We all want to have our cake, or in this instance, ice cream, and eat it too. Everyone craves sweet treats such as ice cream, but no one wants the fat and calories associated with such an indulgence. In line with current trend for Americans to watch their weight and balance their diets, many ice cream manufacturers are unveiling healthier options, many using skim milk instead of whole milk. Ice cream made in this manner has benefits and drawbacks, leaving consumers to decide which option best fits their needs.
Replacing whole milk or 2 percent milk with a lower fat option when making ice cream goes along way toward reducing the fat and calorie contents. Using skim milk instead of its higher-fat counterparts provides ice cream lovers with a healthier choice when strolling the frozen treat isle in grocery stores.

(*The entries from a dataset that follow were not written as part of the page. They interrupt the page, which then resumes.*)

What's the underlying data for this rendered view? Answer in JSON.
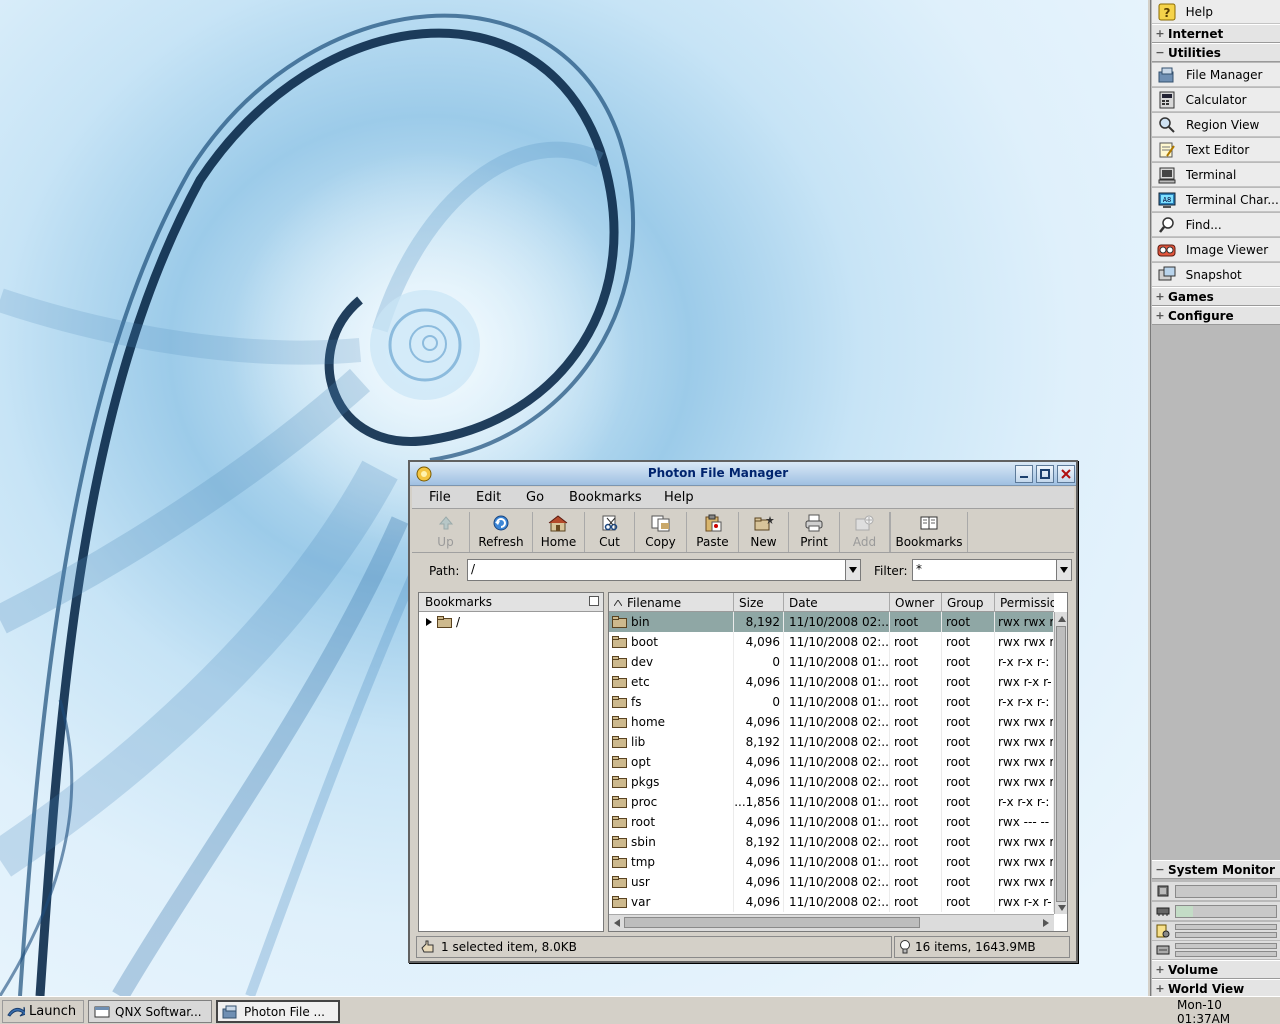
{
  "shelf": {
    "top_items": [
      {
        "label": "Help",
        "icon": "help-icon"
      }
    ],
    "groups": {
      "internet": {
        "label": "Internet",
        "expanded": false
      },
      "utilities": {
        "label": "Utilities",
        "expanded": true
      },
      "games": {
        "label": "Games",
        "expanded": false
      },
      "configure": {
        "label": "Configure",
        "expanded": false
      },
      "system_monitor": {
        "label": "System Monitor",
        "expanded": true
      },
      "volume": {
        "label": "Volume",
        "expanded": false
      },
      "world_view": {
        "label": "World View",
        "expanded": false
      }
    },
    "utilities": [
      {
        "label": "File Manager",
        "icon": "file-manager-icon"
      },
      {
        "label": "Calculator",
        "icon": "calculator-icon"
      },
      {
        "label": "Region View",
        "icon": "region-view-icon"
      },
      {
        "label": "Text Editor",
        "icon": "text-editor-icon"
      },
      {
        "label": "Terminal",
        "icon": "terminal-icon"
      },
      {
        "label": "Terminal Char...",
        "icon": "terminal-char-icon"
      },
      {
        "label": "Find...",
        "icon": "find-icon"
      },
      {
        "label": "Image Viewer",
        "icon": "image-viewer-icon"
      },
      {
        "label": "Snapshot",
        "icon": "snapshot-icon"
      }
    ],
    "monitor": {
      "cpu_load": 0.0,
      "memory_used": 0.17
    }
  },
  "taskbar": {
    "launch": "Launch",
    "tasks": [
      {
        "label": "QNX Softwar...",
        "active": false
      },
      {
        "label": "Photon File ...",
        "active": true
      }
    ],
    "clock": "Mon-10 01:37AM"
  },
  "window": {
    "title": "Photon File Manager",
    "menus": [
      "File",
      "Edit",
      "Go",
      "Bookmarks",
      "Help"
    ],
    "toolbar": [
      {
        "label": "Up",
        "icon": "up-arrow-icon",
        "enabled": false
      },
      {
        "label": "Refresh",
        "icon": "refresh-icon",
        "enabled": true
      },
      {
        "label": "Home",
        "icon": "home-icon",
        "enabled": true
      },
      {
        "label": "Cut",
        "icon": "cut-icon",
        "enabled": true
      },
      {
        "label": "Copy",
        "icon": "copy-icon",
        "enabled": true
      },
      {
        "label": "Paste",
        "icon": "paste-icon",
        "enabled": true
      },
      {
        "label": "New",
        "icon": "new-folder-icon",
        "enabled": true
      },
      {
        "label": "Print",
        "icon": "print-icon",
        "enabled": true
      },
      {
        "label": "Add",
        "icon": "add-icon",
        "enabled": false
      },
      {
        "label": "Bookmarks",
        "icon": "bookmarks-icon",
        "enabled": true
      }
    ],
    "path_label": "Path:",
    "path_value": "/",
    "filter_label": "Filter:",
    "filter_value": "*",
    "bookmarks": {
      "header": "Bookmarks",
      "root": "/"
    },
    "columns": [
      "Filename",
      "Size",
      "Date",
      "Owner",
      "Group",
      "Permissio"
    ],
    "files": [
      {
        "name": "bin",
        "size": "8,192",
        "date": "11/10/2008 02:...",
        "owner": "root",
        "group": "root",
        "perm": "rwx rwx r",
        "selected": true
      },
      {
        "name": "boot",
        "size": "4,096",
        "date": "11/10/2008 02:...",
        "owner": "root",
        "group": "root",
        "perm": "rwx rwx r",
        "selected": false
      },
      {
        "name": "dev",
        "size": "0",
        "date": "11/10/2008 01:...",
        "owner": "root",
        "group": "root",
        "perm": "r-x r-x r-:",
        "selected": false
      },
      {
        "name": "etc",
        "size": "4,096",
        "date": "11/10/2008 01:...",
        "owner": "root",
        "group": "root",
        "perm": "rwx r-x r-",
        "selected": false
      },
      {
        "name": "fs",
        "size": "0",
        "date": "11/10/2008 01:...",
        "owner": "root",
        "group": "root",
        "perm": "r-x r-x r-:",
        "selected": false
      },
      {
        "name": "home",
        "size": "4,096",
        "date": "11/10/2008 02:...",
        "owner": "root",
        "group": "root",
        "perm": "rwx rwx r",
        "selected": false
      },
      {
        "name": "lib",
        "size": "8,192",
        "date": "11/10/2008 02:...",
        "owner": "root",
        "group": "root",
        "perm": "rwx rwx r",
        "selected": false
      },
      {
        "name": "opt",
        "size": "4,096",
        "date": "11/10/2008 02:...",
        "owner": "root",
        "group": "root",
        "perm": "rwx rwx r",
        "selected": false
      },
      {
        "name": "pkgs",
        "size": "4,096",
        "date": "11/10/2008 02:...",
        "owner": "root",
        "group": "root",
        "perm": "rwx rwx r",
        "selected": false
      },
      {
        "name": "proc",
        "size": "...1,856",
        "date": "11/10/2008 01:...",
        "owner": "root",
        "group": "root",
        "perm": "r-x r-x r-:",
        "selected": false
      },
      {
        "name": "root",
        "size": "4,096",
        "date": "11/10/2008 01:...",
        "owner": "root",
        "group": "root",
        "perm": "rwx --- --",
        "selected": false
      },
      {
        "name": "sbin",
        "size": "8,192",
        "date": "11/10/2008 02:...",
        "owner": "root",
        "group": "root",
        "perm": "rwx rwx r",
        "selected": false
      },
      {
        "name": "tmp",
        "size": "4,096",
        "date": "11/10/2008 01:...",
        "owner": "root",
        "group": "root",
        "perm": "rwx rwx r",
        "selected": false
      },
      {
        "name": "usr",
        "size": "4,096",
        "date": "11/10/2008 02:...",
        "owner": "root",
        "group": "root",
        "perm": "rwx rwx r",
        "selected": false
      },
      {
        "name": "var",
        "size": "4,096",
        "date": "11/10/2008 02:...",
        "owner": "root",
        "group": "root",
        "perm": "rwx r-x r-",
        "selected": false
      }
    ],
    "status_selected": "1 selected item, 8.0KB",
    "status_total": "16 items, 1643.9MB"
  },
  "colors": {
    "accent": "#00246e",
    "selection": "#8fa7a5",
    "desktop": "#9ccbe9"
  }
}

According to the U.S. Department of Agriculture, making ice cream with skim milk instead of whole milk consists of 64 fewer calories and about eight less grams of fat per one cup serving.
The more fat found in the milk used, the richer and creamier the finished ice cream product usually is. Lowering the fat content in ice cream also lowers the taste appeal of that product. According to Journal of Dairy Science, test panels have shown that lower fat ice creams often produce less desirable tastes. The Journal of Dairy Science test panel found ice cream made with skim milk to have a better taste than most other low-fat ice creams, but it concluded that full-fat ice cream was still the tastiest option.

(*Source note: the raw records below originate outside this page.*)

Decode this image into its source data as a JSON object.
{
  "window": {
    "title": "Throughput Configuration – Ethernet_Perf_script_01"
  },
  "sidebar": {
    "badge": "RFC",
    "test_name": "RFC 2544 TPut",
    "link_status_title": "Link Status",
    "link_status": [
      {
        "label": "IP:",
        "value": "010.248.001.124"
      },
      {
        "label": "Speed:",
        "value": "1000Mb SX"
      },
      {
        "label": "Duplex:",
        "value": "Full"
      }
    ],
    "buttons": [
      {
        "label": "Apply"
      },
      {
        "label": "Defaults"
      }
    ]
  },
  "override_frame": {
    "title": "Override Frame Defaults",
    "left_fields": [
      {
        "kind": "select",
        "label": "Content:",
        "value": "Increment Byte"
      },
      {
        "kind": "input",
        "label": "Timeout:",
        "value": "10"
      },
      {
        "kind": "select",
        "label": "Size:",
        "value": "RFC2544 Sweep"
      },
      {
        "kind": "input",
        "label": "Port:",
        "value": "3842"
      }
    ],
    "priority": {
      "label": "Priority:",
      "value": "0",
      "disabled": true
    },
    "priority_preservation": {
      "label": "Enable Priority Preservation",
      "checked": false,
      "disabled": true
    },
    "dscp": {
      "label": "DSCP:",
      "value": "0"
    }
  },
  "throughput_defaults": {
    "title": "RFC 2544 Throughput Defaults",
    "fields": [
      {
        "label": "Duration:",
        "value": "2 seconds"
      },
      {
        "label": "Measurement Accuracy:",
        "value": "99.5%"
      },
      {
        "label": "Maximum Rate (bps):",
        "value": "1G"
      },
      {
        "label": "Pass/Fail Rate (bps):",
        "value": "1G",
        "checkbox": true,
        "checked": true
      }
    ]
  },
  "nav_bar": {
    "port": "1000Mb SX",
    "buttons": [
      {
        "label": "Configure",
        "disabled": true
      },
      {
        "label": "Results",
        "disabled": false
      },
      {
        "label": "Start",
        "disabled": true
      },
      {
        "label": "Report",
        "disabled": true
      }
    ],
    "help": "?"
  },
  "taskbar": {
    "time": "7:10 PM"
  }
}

Appearance and Texture
Making ice cream with skim milk instead of whole milk gives the finished product a different look and feel. Milk fat is what gives ice cream its smooth texture, so an ice cream made with skim milk will be less smooth. Low-fat ice creams tend to form a higher number of large crystals, a fact which contributes to the texture change. According to the Journal of Dairy Science, ice creams made of skim milk will also likely appear more yellow in color and have a softer texture. Lower fat ice creams also tend to melt faster.
References and ResourcesIowa State University: Tips for Homemade Ice Cream

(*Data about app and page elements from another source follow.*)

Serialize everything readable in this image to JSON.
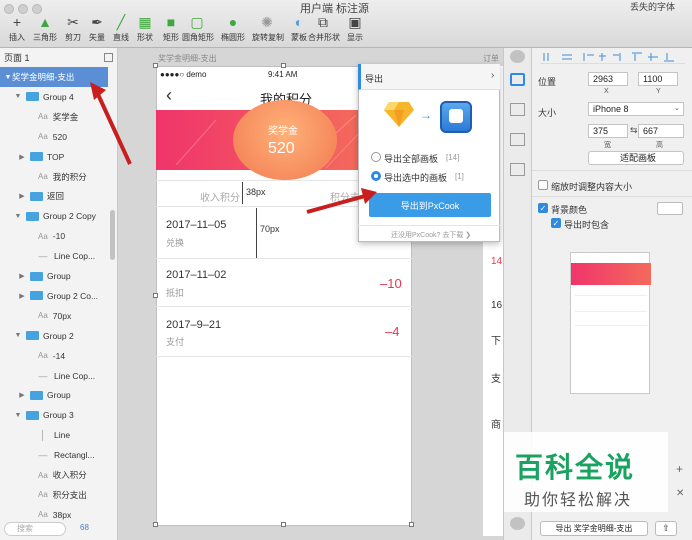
{
  "window": {
    "title": "用户端 标注源",
    "font_warning": "丢失的字体"
  },
  "toolbar": [
    {
      "label": "插入",
      "icon": "plus-icon"
    },
    {
      "label": "三角形",
      "icon": "triangle-icon"
    },
    {
      "label": "剪刀",
      "icon": "scissors-icon"
    },
    {
      "label": "矢量",
      "icon": "vector-pen-icon"
    },
    {
      "label": "直线",
      "icon": "line-icon"
    },
    {
      "label": "形状",
      "icon": "shape-icon"
    },
    {
      "label": "矩形",
      "icon": "rectangle-icon"
    },
    {
      "label": "圆角矩形",
      "icon": "rounded-rectangle-icon"
    },
    {
      "label": "椭圆形",
      "icon": "ellipse-icon"
    },
    {
      "label": "旋转复制",
      "icon": "rotate-copy-icon"
    },
    {
      "label": "蒙板",
      "icon": "mask-icon"
    },
    {
      "label": "合并形状",
      "icon": "combine-shapes-icon"
    },
    {
      "label": "显示",
      "icon": "view-icon"
    }
  ],
  "layers": {
    "page": "页面 1",
    "search_placeholder": "搜索",
    "count": "68",
    "items": [
      {
        "label": "奖学金明细-支出",
        "kind": "artboard"
      },
      {
        "label": "Group 4",
        "kind": "group-open"
      },
      {
        "label": "奖学金",
        "kind": "text"
      },
      {
        "label": "520",
        "kind": "text"
      },
      {
        "label": "TOP",
        "kind": "group"
      },
      {
        "label": "我的积分",
        "kind": "text"
      },
      {
        "label": "返回",
        "kind": "group"
      },
      {
        "label": "Group 2 Copy",
        "kind": "group-open"
      },
      {
        "label": "-10",
        "kind": "text"
      },
      {
        "label": "Line Cop...",
        "kind": "line"
      },
      {
        "label": "Group",
        "kind": "group"
      },
      {
        "label": "Group 2 Co...",
        "kind": "group"
      },
      {
        "label": "70px",
        "kind": "text"
      },
      {
        "label": "Group 2",
        "kind": "group-open"
      },
      {
        "label": "-14",
        "kind": "text"
      },
      {
        "label": "Line Cop...",
        "kind": "line"
      },
      {
        "label": "Group",
        "kind": "group"
      },
      {
        "label": "Group 3",
        "kind": "group-open"
      },
      {
        "label": "Line",
        "kind": "vline"
      },
      {
        "label": "Rectangl...",
        "kind": "line"
      },
      {
        "label": "收入积分",
        "kind": "text"
      },
      {
        "label": "积分支出",
        "kind": "text"
      },
      {
        "label": "38px",
        "kind": "text"
      }
    ]
  },
  "canvas": {
    "artboard_label": "奖学金明细-支出",
    "right_artboard_label": "订单",
    "status_carrier": "●●●●○ demo",
    "status_time": "9:41 AM",
    "nav_title": "我的积分",
    "banner_label": "奖学金",
    "banner_value": "520",
    "tab_income": "收入积分",
    "tab_expense": "积分支",
    "measure_38": "38px",
    "measure_70": "70px",
    "rows": [
      {
        "date": "2017–11–05",
        "type": "兑换"
      },
      {
        "date": "2017–11–02",
        "type": "抵扣",
        "amount": "–10"
      },
      {
        "date": "2017–9–21",
        "type": "支付",
        "amount": "–4"
      }
    ],
    "right_texts": [
      "14",
      "16",
      "下",
      "支",
      "商"
    ]
  },
  "popover": {
    "title": "导出",
    "option_all": "导出全部画板",
    "option_all_count": "[14]",
    "option_selected": "导出选中的画板",
    "option_selected_count": "[1]",
    "export_button": "导出到PxCook",
    "footer": "还没用PxCook? 去下载 ❯"
  },
  "inspector": {
    "position_label": "位置",
    "x_value": "2963",
    "y_value": "1100",
    "x_sub": "X",
    "y_sub": "Y",
    "size_label": "大小",
    "device": "iPhone 8",
    "width_value": "375",
    "height_value": "667",
    "width_sub": "宽",
    "height_sub": "高",
    "fit_button": "适配画板",
    "resize_content": "缩放时调整内容大小",
    "bg_color": "背景颜色",
    "include_on_export": "导出时包含",
    "export_bottom": "导出 奖学金明细-支出"
  },
  "watermark": {
    "main": "百科全说",
    "sub": "助你轻松解决"
  },
  "colors": {
    "accent": "#2e8be0",
    "banner_start": "#f0346a",
    "negative": "#f0344c",
    "selection": "#5a8fd6"
  }
}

Journal of Dairy Science: Effects of Fat Replacers on the Sensory Properties, Color, Melting and Hardness of Ice Cream
Missouri Families: Food Safety: Cranklin a "Safe" Freezer of Homemade Ice Cream
United Sate Department of Agriculture: Nutritive Value of Foods